The Nature, History, and Distribution of Lithic Mulch Agriculture
Easter Islands Ancient Gardening Practices
Growing Fruit Trees in Drought Areas

Annual National Garden Survey has been released

The annual National Gardening Survey finds the proportion of older gardeners is holding steady (35%) but younger households reached an all-time high in gardening participation. “From small beginnings with a succulent here and a houseplant there, the under 35s are now truly engaged in the full range of gardening activities.” says industry analyst Ian Baldwin, who participated in the survey.

Overall, American gardeners reported spending a record $47.8 billion on lawn and garden retail sales, the highest ever, with a record average household spend of $503 – up nearly $100 over the previous year.

Container gardening and landscaping set new highs in gardening sales, too. “More and more consumers are choosing not to dig holes in their leisure times. If they have the finances, they are investing in raised beds,” says Baldwin.

Indoor gardening is also making a big comeback with 30% of all households buying at least one houseplant. Baldwin says it harkens back to the ‘70’s and ‘80s, “when no home was complete without various sizes and shapes of non-flowering plants in pots or macramé hangers acting as cheap room dividers.”

Power Point Summary
Full Survey

Species, Variety, Cultivar

Groups

  • Angiosperms: Flowering plants
  • Gymnosperms: Conifers, cycads, allies
  • Pteridophytes: Ferns
  • Bryophytes: Mosses and liverworts
  • Families:

  • Currently 642 families
  • Genus:

  • Currently 17,020
  • Group of related plants
  • Origin, type, group
  • Species:

  • Genus name + specific feature that makes it different than other plants in Genus
  • Breeds true from seeds or cloning
  • The largest group in which two parents can create fertile offspring
  • Variety:

  • Usually occurs in nature and have same characteristics of parents
  • Seeds from varieties usually have same characteristics
  • Always written in lower case
  • Hybrid:

  • Crosses between species or different parentage in the species
  • Seeds rarely breed true
  • Cultivar:

  • Cultivated variety, created by humans. Some are mutations, some are hybrids of two plants.
  • Seeds don’t usually breed true, propagation by cloning is needed ( from cuttings, tissue culture )
  • First letter of a cultivar is capitalized
  • Heirloom:

  • Varieties found in nature for at least 50 years
  • The Plant List on going list of all known plant species

    Invading lizards from Cuba

    Cuban brown anole have been moving in and pushing the native green anoles out. If you see any take a few minutes to fill out the survey for the SW Center for Herpetological Research (link below)

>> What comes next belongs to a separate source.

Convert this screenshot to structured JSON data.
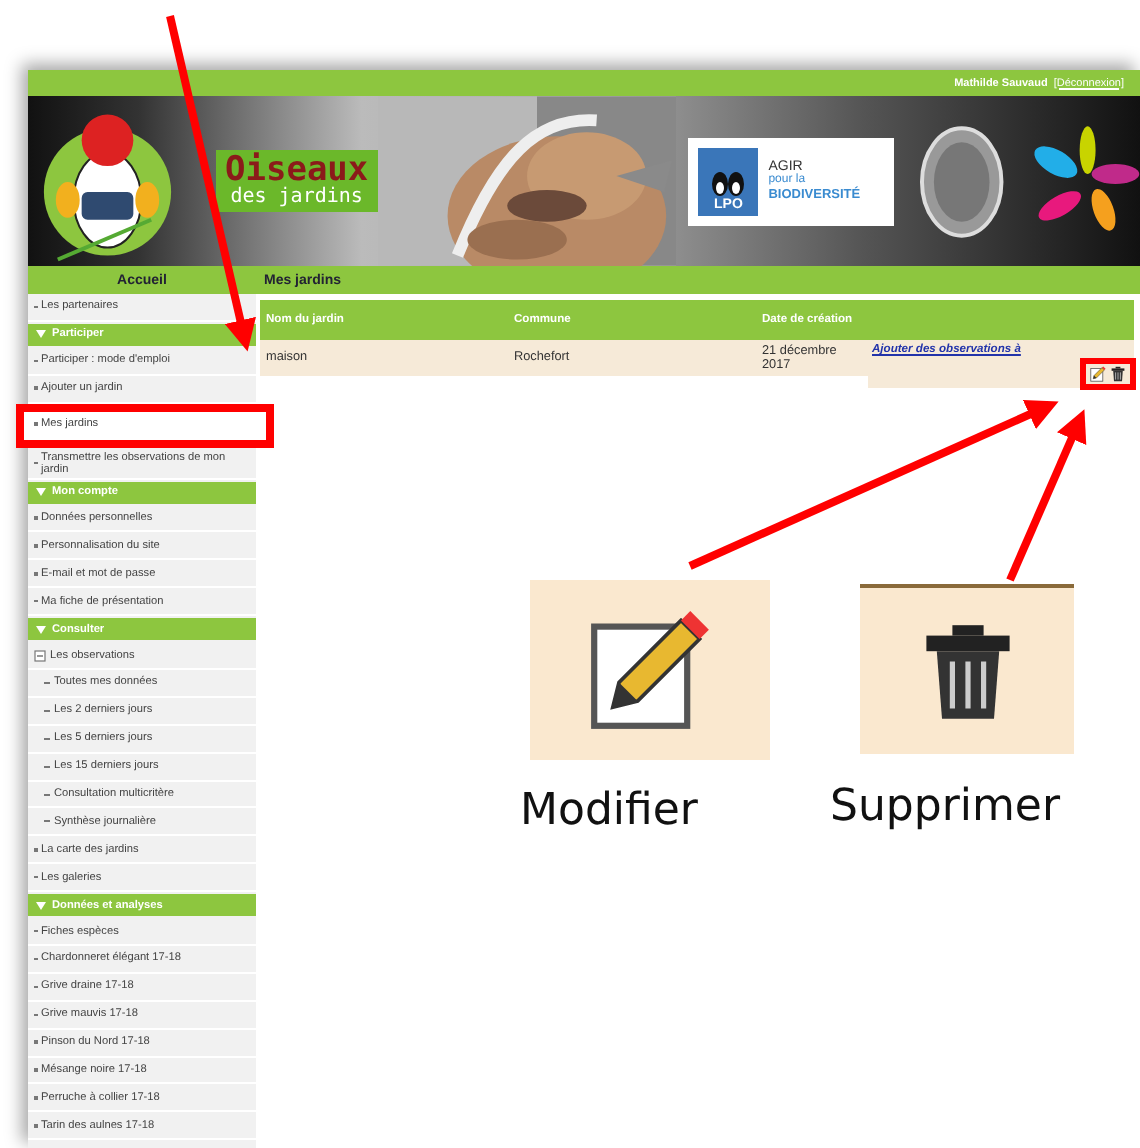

    Houston Arboretum, A new lizard in town

    Southwestern Center for Herpetological Research, Survey on sitings of Cuban Brown Anole

    The Green Anole, Your Resident Backyard Lizard, Is Being Pushed Out By Its Uglier Cousin